→ Supplied records:

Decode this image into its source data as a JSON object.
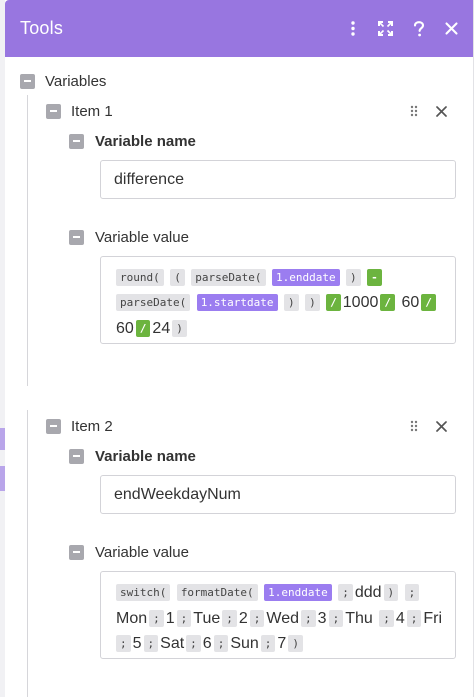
{
  "header": {
    "title": "Tools"
  },
  "variables_label": "Variables",
  "items": [
    {
      "title": "Item 1",
      "name_label": "Variable name",
      "name_value": "difference",
      "value_label": "Variable value",
      "tokens": {
        "t0": "round(",
        "t1": "(",
        "t2": "parseDate(",
        "t3": "1.enddate",
        "t4": ")",
        "t5": "-",
        "t6": "parseDate(",
        "t7": "1.startdate",
        "t8": ")",
        "t9": ")",
        "t10": "/",
        "t11": "1000",
        "t12": "/",
        "t13": "60",
        "t14": "/",
        "t15": "60",
        "t16": "/",
        "t17": "24",
        "t18": ")"
      }
    },
    {
      "title": "Item 2",
      "name_label": "Variable name",
      "name_value": "endWeekdayNum",
      "value_label": "Variable value",
      "tokens": {
        "t0": "switch(",
        "t1": "formatDate(",
        "t2": "1.enddate",
        "t3": ";",
        "t4": "ddd",
        "t5": ")",
        "t6": ";",
        "t7": "Mon",
        "t8": ";",
        "t9": "1",
        "t10": ";",
        "t11": "Tue",
        "t12": ";",
        "t13": "2",
        "t14": ";",
        "t15": "Wed",
        "t16": ";",
        "t17": "3",
        "t18": ";",
        "t19": "Thu",
        "t20": ";",
        "t21": "4",
        "t22": ";",
        "t23": "Fri",
        "t24": ";",
        "t25": "5",
        "t26": ";",
        "t27": "Sat",
        "t28": ";",
        "t29": "6",
        "t30": ";",
        "t31": "Sun",
        "t32": ";",
        "t33": "7",
        "t34": ")"
      }
    }
  ],
  "colors": {
    "header": "#9876e0",
    "variable_token": "#9b7df0",
    "operator_token": "#6cb43f",
    "function_token": "#e3e3e6"
  }
}
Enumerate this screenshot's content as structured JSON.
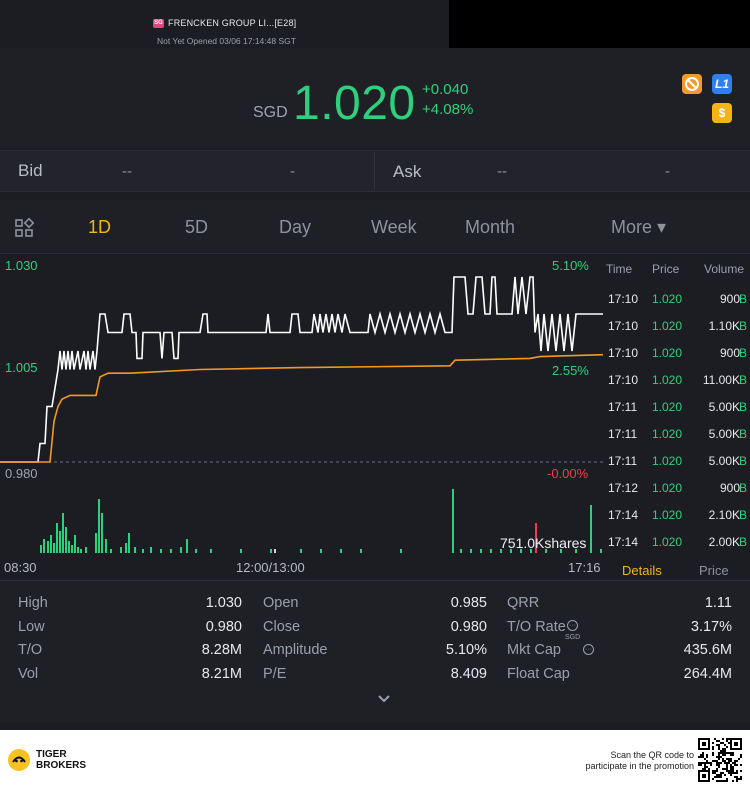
{
  "header": {
    "market_badge": "SG",
    "stock_name": "FRENCKEN GROUP LI...[E28]",
    "status": "Not Yet Opened 03/06 17:14:48 SGT"
  },
  "quote": {
    "currency": "SGD",
    "price": "1.020",
    "change": "+0.040",
    "change_pct": "+4.08%",
    "icons": [
      "no-short-icon",
      "level1-icon",
      "dollar-icon"
    ],
    "l1_label": "L1",
    "dollar_label": "$",
    "up_color": "#2fd07d"
  },
  "bidask": {
    "bid_label": "Bid",
    "bid_price": "--",
    "bid_size": "-",
    "ask_label": "Ask",
    "ask_price": "--",
    "ask_size": "-"
  },
  "tabs": [
    {
      "label": "1D",
      "active": true
    },
    {
      "label": "5D"
    },
    {
      "label": "Day"
    },
    {
      "label": "Week"
    },
    {
      "label": "Month"
    },
    {
      "label": "More ▾"
    }
  ],
  "chart_data": {
    "type": "line",
    "y_labels": {
      "top": "1.030",
      "mid": "1.005",
      "bottom": "0.980"
    },
    "pct_labels": {
      "top": "5.10%",
      "mid": "2.55%",
      "bottom": "-0.00%"
    },
    "ylim": [
      0.98,
      1.03
    ],
    "x_labels": [
      "08:30",
      "12:00/13:00",
      "17:16"
    ],
    "volume_label": "751.0Kshares",
    "series": [
      {
        "color": "#ffffff",
        "points": [
          [
            0,
            0.98
          ],
          [
            38,
            0.98
          ],
          [
            40,
            0.985
          ],
          [
            45,
            0.985
          ],
          [
            47,
            0.995
          ],
          [
            52,
            0.995
          ],
          [
            55,
            1.0
          ],
          [
            58,
            1.005
          ],
          [
            60,
            1.01
          ],
          [
            62,
            1.005
          ],
          [
            64,
            1.01
          ],
          [
            66,
            1.005
          ],
          [
            68,
            1.01
          ],
          [
            70,
            1.005
          ],
          [
            72,
            1.01
          ],
          [
            74,
            1.005
          ],
          [
            78,
            1.01
          ],
          [
            80,
            1.005
          ],
          [
            84,
            1.01
          ],
          [
            86,
            1.005
          ],
          [
            88,
            1.01
          ],
          [
            90,
            1.005
          ],
          [
            93,
            1.01
          ],
          [
            95,
            1.005
          ],
          [
            97,
            1.01
          ],
          [
            100,
            1.02
          ],
          [
            105,
            1.02
          ],
          [
            108,
            1.015
          ],
          [
            122,
            1.015
          ],
          [
            124,
            1.02
          ],
          [
            130,
            1.02
          ],
          [
            132,
            1.015
          ],
          [
            136,
            1.015
          ],
          [
            137,
            1.008
          ],
          [
            142,
            1.008
          ],
          [
            143,
            1.015
          ],
          [
            160,
            1.015
          ],
          [
            162,
            1.008
          ],
          [
            164,
            1.015
          ],
          [
            172,
            1.015
          ],
          [
            174,
            1.008
          ],
          [
            178,
            1.008
          ],
          [
            179,
            1.015
          ],
          [
            200,
            1.015
          ],
          [
            203,
            1.02
          ],
          [
            207,
            1.02
          ],
          [
            208,
            1.015
          ],
          [
            266,
            1.015
          ],
          [
            268,
            1.02
          ],
          [
            270,
            1.015
          ],
          [
            290,
            1.015
          ],
          [
            292,
            1.02
          ],
          [
            298,
            1.02
          ],
          [
            300,
            1.015
          ],
          [
            312,
            1.015
          ],
          [
            314,
            1.02
          ],
          [
            318,
            1.015
          ],
          [
            320,
            1.02
          ],
          [
            323,
            1.015
          ],
          [
            326,
            1.02
          ],
          [
            329,
            1.015
          ],
          [
            332,
            1.02
          ],
          [
            335,
            1.015
          ],
          [
            338,
            1.02
          ],
          [
            342,
            1.015
          ],
          [
            345,
            1.02
          ],
          [
            350,
            1.015
          ],
          [
            368,
            1.015
          ],
          [
            370,
            1.02
          ],
          [
            375,
            1.015
          ],
          [
            380,
            1.02
          ],
          [
            385,
            1.015
          ],
          [
            390,
            1.02
          ],
          [
            395,
            1.015
          ],
          [
            400,
            1.02
          ],
          [
            405,
            1.015
          ],
          [
            410,
            1.02
          ],
          [
            415,
            1.015
          ],
          [
            420,
            1.02
          ],
          [
            425,
            1.015
          ],
          [
            430,
            1.02
          ],
          [
            435,
            1.015
          ],
          [
            440,
            1.02
          ],
          [
            445,
            1.015
          ],
          [
            452,
            1.015
          ],
          [
            454,
            1.03
          ],
          [
            465,
            1.03
          ],
          [
            468,
            1.02
          ],
          [
            473,
            1.02
          ],
          [
            476,
            1.03
          ],
          [
            482,
            1.03
          ],
          [
            485,
            1.02
          ],
          [
            490,
            1.02
          ],
          [
            492,
            1.03
          ],
          [
            495,
            1.03
          ],
          [
            497,
            1.02
          ],
          [
            512,
            1.02
          ],
          [
            515,
            1.03
          ],
          [
            518,
            1.02
          ],
          [
            522,
            1.03
          ],
          [
            526,
            1.02
          ],
          [
            530,
            1.03
          ],
          [
            533,
            1.03
          ],
          [
            535,
            1.015
          ],
          [
            538,
            1.02
          ],
          [
            541,
            1.01
          ],
          [
            544,
            1.02
          ],
          [
            548,
            1.01
          ],
          [
            552,
            1.02
          ],
          [
            556,
            1.01
          ],
          [
            560,
            1.02
          ],
          [
            564,
            1.01
          ],
          [
            568,
            1.02
          ],
          [
            572,
            1.01
          ],
          [
            576,
            1.02
          ],
          [
            603,
            1.02
          ]
        ]
      },
      {
        "color": "#f29a1f",
        "points": [
          [
            0,
            0.98
          ],
          [
            50,
            0.98
          ],
          [
            54,
            0.991
          ],
          [
            58,
            0.995
          ],
          [
            62,
            0.997
          ],
          [
            70,
            0.998
          ],
          [
            96,
            0.998
          ],
          [
            100,
            1.003
          ],
          [
            108,
            1.004
          ],
          [
            130,
            1.004
          ],
          [
            200,
            1.005
          ],
          [
            300,
            1.0055
          ],
          [
            450,
            1.006
          ],
          [
            455,
            1.0075
          ],
          [
            530,
            1.008
          ],
          [
            540,
            1.0085
          ],
          [
            603,
            1.009
          ]
        ]
      }
    ],
    "volume_bars": {
      "green": [
        [
          40,
          8
        ],
        [
          43,
          14
        ],
        [
          47,
          12
        ],
        [
          50,
          18
        ],
        [
          53,
          10
        ],
        [
          56,
          30
        ],
        [
          59,
          22
        ],
        [
          62,
          40
        ],
        [
          65,
          26
        ],
        [
          68,
          12
        ],
        [
          71,
          8
        ],
        [
          74,
          18
        ],
        [
          77,
          6
        ],
        [
          80,
          4
        ],
        [
          85,
          6
        ],
        [
          95,
          20
        ],
        [
          98,
          54
        ],
        [
          101,
          40
        ],
        [
          105,
          14
        ],
        [
          110,
          4
        ],
        [
          120,
          6
        ],
        [
          125,
          10
        ],
        [
          128,
          20
        ],
        [
          134,
          6
        ],
        [
          142,
          4
        ],
        [
          150,
          6
        ],
        [
          160,
          4
        ],
        [
          170,
          4
        ],
        [
          180,
          6
        ],
        [
          186,
          14
        ],
        [
          195,
          4
        ],
        [
          210,
          4
        ],
        [
          240,
          4
        ],
        [
          270,
          4
        ],
        [
          300,
          4
        ],
        [
          320,
          4
        ],
        [
          340,
          4
        ],
        [
          360,
          4
        ],
        [
          400,
          4
        ],
        [
          452,
          64
        ],
        [
          460,
          4
        ],
        [
          470,
          4
        ],
        [
          480,
          4
        ],
        [
          490,
          4
        ],
        [
          500,
          4
        ],
        [
          510,
          4
        ],
        [
          520,
          4
        ],
        [
          530,
          4
        ],
        [
          545,
          4
        ],
        [
          560,
          4
        ],
        [
          575,
          4
        ],
        [
          590,
          48
        ],
        [
          600,
          4
        ]
      ],
      "red": [
        [
          535,
          30
        ]
      ],
      "white": [
        [
          274,
          4
        ]
      ]
    }
  },
  "trades": {
    "headers": {
      "time": "Time",
      "price": "Price",
      "volume": "Volume"
    },
    "rows": [
      {
        "time": "17:10",
        "price": "1.020",
        "volume": "900"
      },
      {
        "time": "17:10",
        "price": "1.020",
        "volume": "1.10K"
      },
      {
        "time": "17:10",
        "price": "1.020",
        "volume": "900"
      },
      {
        "time": "17:10",
        "price": "1.020",
        "volume": "11.00K"
      },
      {
        "time": "17:11",
        "price": "1.020",
        "volume": "5.00K"
      },
      {
        "time": "17:11",
        "price": "1.020",
        "volume": "5.00K"
      },
      {
        "time": "17:11",
        "price": "1.020",
        "volume": "5.00K"
      },
      {
        "time": "17:12",
        "price": "1.020",
        "volume": "900"
      },
      {
        "time": "17:14",
        "price": "1.020",
        "volume": "2.10K"
      },
      {
        "time": "17:14",
        "price": "1.020",
        "volume": "2.00K"
      }
    ],
    "side_marker": "B",
    "details_tab": "Details",
    "price_tab": "Price"
  },
  "stats": {
    "col1": [
      {
        "label": "High",
        "value": "1.030"
      },
      {
        "label": "Low",
        "value": "0.980"
      },
      {
        "label": "T/O",
        "value": "8.28M"
      },
      {
        "label": "Vol",
        "value": "8.21M"
      }
    ],
    "col2": [
      {
        "label": "Open",
        "value": "0.985"
      },
      {
        "label": "Close",
        "value": "0.980"
      },
      {
        "label": "Amplitude",
        "value": "5.10%"
      },
      {
        "label": "P/E",
        "value": "8.409"
      }
    ],
    "col3": [
      {
        "label": "QRR",
        "value": "1.11"
      },
      {
        "label": "T/O Rate",
        "value": "3.17%"
      },
      {
        "label": "Mkt Cap",
        "value": "435.6M",
        "superscript": "SGD"
      },
      {
        "label": "Float Cap",
        "value": "264.4M"
      }
    ]
  },
  "footer": {
    "brand_line1": "TIGER",
    "brand_line2": "BROKERS",
    "promo_line1": "Scan the QR code to",
    "promo_line2": "participate in the promotion"
  }
}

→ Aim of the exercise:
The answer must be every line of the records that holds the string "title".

→ Reply:
    "title": "Tools"
      "title": "Item 1",
      "title": "Item 2",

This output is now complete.